*** Opening of The input ***

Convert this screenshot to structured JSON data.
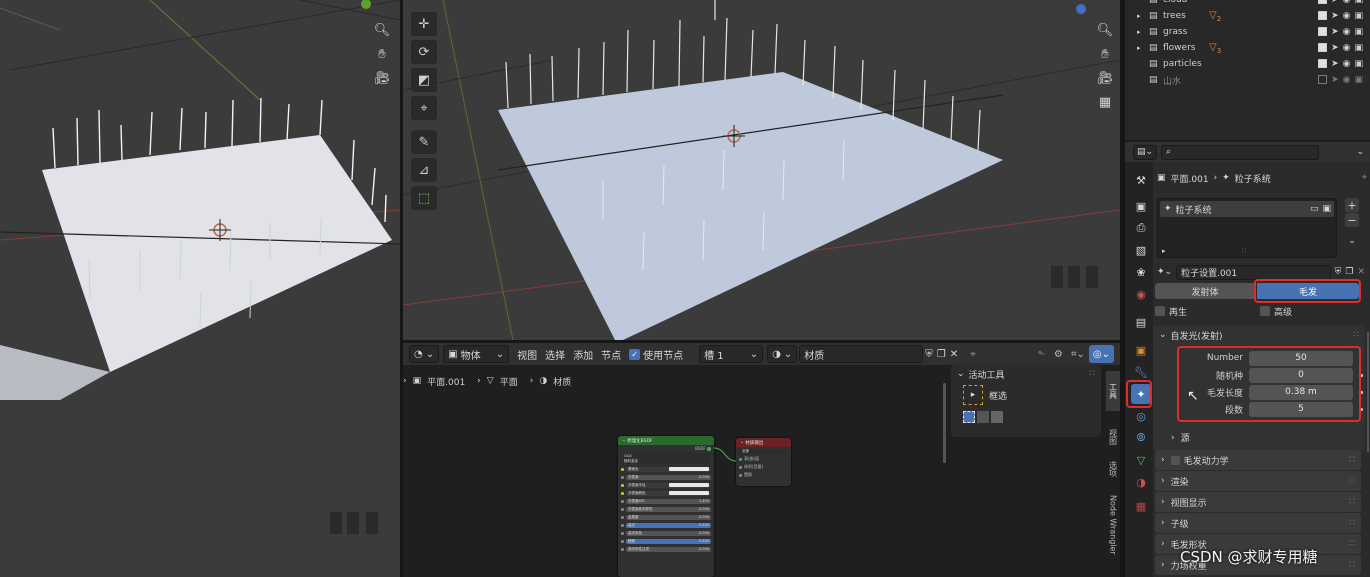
{
  "left_viewport": {},
  "main_viewport": {},
  "outliner": {
    "rows": [
      {
        "name": "cloud",
        "indent": 3,
        "badge": ""
      },
      {
        "name": "trees",
        "indent": 1,
        "badge": "2"
      },
      {
        "name": "grass",
        "indent": 1,
        "badge": ""
      },
      {
        "name": "flowers",
        "indent": 1,
        "badge": "3"
      },
      {
        "name": "particles",
        "indent": 2,
        "badge": ""
      },
      {
        "name": "山水",
        "indent": 2,
        "badge": ""
      }
    ]
  },
  "node_editor": {
    "header": {
      "object_mode": "物体",
      "menu_view": "视图",
      "menu_select": "选择",
      "menu_add": "添加",
      "menu_node": "节点",
      "use_nodes_label": "使用节点",
      "slot": "槽 1",
      "material_name": "材质"
    },
    "breadcrumb": {
      "object": "平面.001",
      "mesh": "平面",
      "material": "材质"
    },
    "sidebar": {
      "active_tool_title": "活动工具",
      "tool_name": "框选",
      "tabs": [
        "工具",
        "视图",
        "选项",
        "Node Wrangler"
      ]
    },
    "bsdf_node": {
      "title": "原理化BSDF",
      "output": "BSDF",
      "dist": "GGX",
      "sss": "随机游走",
      "rows": [
        "基础色",
        "次表面",
        "次表面半径",
        "次表面颜色",
        "次表面IOR",
        "次表面各向异性",
        "金属度",
        "高光",
        "高光染色",
        "糙度",
        "各向异性过滤"
      ],
      "values": [
        "",
        "0.000",
        "",
        "",
        "1.400",
        "0.000",
        "0.000",
        "0.500",
        "0.000",
        "0.500",
        "0.000"
      ]
    },
    "output_node": {
      "title": "材质输出",
      "target": "全部",
      "rows": [
        "表(曲)面",
        "体积(音量)",
        "置换"
      ]
    }
  },
  "properties": {
    "breadcrumb_object": "平面.001",
    "breadcrumb_system": "粒子系统",
    "particle_system_item": "粒子系统",
    "settings_name": "粒子设置.001",
    "type_buttons": [
      "发射体",
      "毛发"
    ],
    "checkbox_regrow": "再生",
    "checkbox_advanced": "高级",
    "emission_panel_title": "自发光(发射)",
    "fields": [
      {
        "label": "Number",
        "value": "50"
      },
      {
        "label": "随机种",
        "value": "0"
      },
      {
        "label": "毛发长度",
        "value": "0.38 m"
      },
      {
        "label": "段数",
        "value": "5"
      }
    ],
    "source_label": "源",
    "panels": [
      "毛发动力学",
      "渲染",
      "视图显示",
      "子级",
      "毛发形状",
      "力场权重"
    ]
  },
  "watermark": "CSDN @求财专用糖",
  "colors": {
    "accent_blue": "#4772b3",
    "highlight_red": "#e02c2c",
    "plane_blue": "#bfc9dc",
    "node_green": "#2a6a2f",
    "node_red": "#6b2226"
  }
}
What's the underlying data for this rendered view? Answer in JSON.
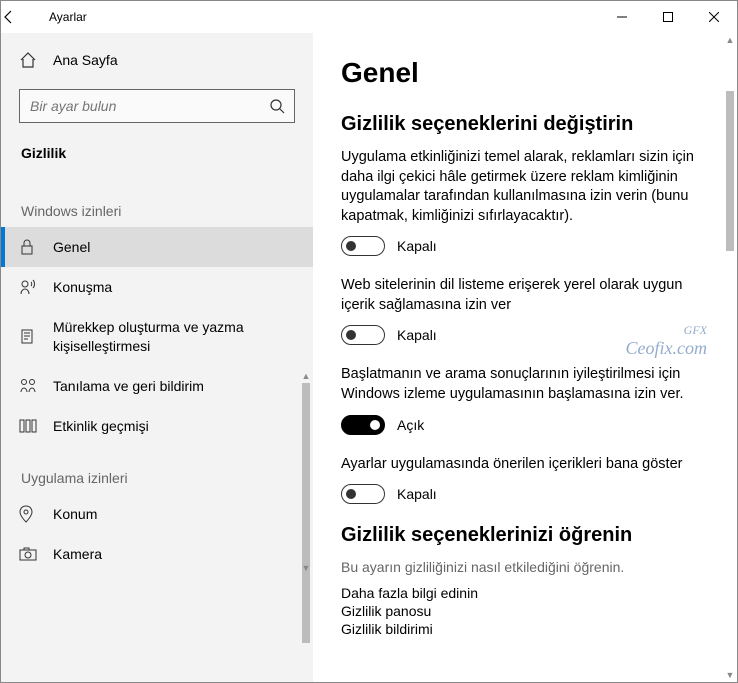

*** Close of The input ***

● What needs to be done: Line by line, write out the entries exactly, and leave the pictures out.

● Reply to the exercise:
Convert this screenshot to structured JSON data.
{
  "left_viewport": {},
  "main_viewport": {},
  "outliner": {
    "rows": [
      {
        "name": "cloud",
        "indent": 3,
        "badge": ""
      },
      {
        "name": "trees",
        "indent": 1,
        "badge": "2"
      },
      {
        "name": "grass",
        "indent": 1,
        "badge": ""
      },
      {
        "name": "flowers",
        "indent": 1,
        "badge": "3"
      },
      {
        "name": "particles",
        "indent": 2,
        "badge": ""
      },
      {
        "name": "山水",
        "indent": 2,
        "badge": ""
      }
    ]
  },
  "node_editor": {
    "header": {
      "object_mode": "物体",
      "menu_view": "视图",
      "menu_select": "选择",
      "menu_add": "添加",
      "menu_node": "节点",
      "use_nodes_label": "使用节点",
      "slot": "槽 1",
      "material_name": "材质"
    },
    "breadcrumb": {
      "object": "平面.001",
      "mesh": "平面",
      "material": "材质"
    },
    "sidebar": {
      "active_tool_title": "活动工具",
      "tool_name": "框选",
      "tabs": [
        "工具",
        "视图",
        "选项",
        "Node Wrangler"
      ]
    },
    "bsdf_node": {
      "title": "原理化BSDF",
      "output": "BSDF",
      "dist": "GGX",
      "sss": "随机游走",
      "rows": [
        "基础色",
        "次表面",
        "次表面半径",
        "次表面颜色",
        "次表面IOR",
        "次表面各向异性",
        "金属度",
        "高光",
        "高光染色",
        "糙度",
        "各向异性过滤"
      ],
      "values": [
        "",
        "0.000",
        "",
        "",
        "1.400",
        "0.000",
        "0.000",
        "0.500",
        "0.000",
        "0.500",
        "0.000"
      ]
    },
    "output_node": {
      "title": "材质输出",
      "target": "全部",
      "rows": [
        "表(曲)面",
        "体积(音量)",
        "置换"
      ]
    }
  },
  "properties": {
    "breadcrumb_object": "平面.001",
    "breadcrumb_system": "粒子系统",
    "particle_system_item": "粒子系统",
    "settings_name": "粒子设置.001",
    "type_buttons": [
      "发射体",
      "毛发"
    ],
    "checkbox_regrow": "再生",
    "checkbox_advanced": "高级",
    "emission_panel_title": "自发光(发射)",
    "fields": [
      {
        "label": "Number",
        "value": "50"
      },
      {
        "label": "随机种",
        "value": "0"
      },
      {
        "label": "毛发长度",
        "value": "0.38 m"
      },
      {
        "label": "段数",
        "value": "5"
      }
    ],
    "source_label": "源",
    "panels": [
      "毛发动力学",
      "渲染",
      "视图显示",
      "子级",
      "毛发形状",
      "力场权重"
    ]
  },
  "watermark": "CSDN @求财专用糖",
  "colors": {
    "accent_blue": "#4772b3",
    "highlight_red": "#e02c2c",
    "plane_blue": "#bfc9dc",
    "node_green": "#2a6a2f",
    "node_red": "#6b2226"
  }
}
What's the underlying data for this rendered view? Answer in JSON.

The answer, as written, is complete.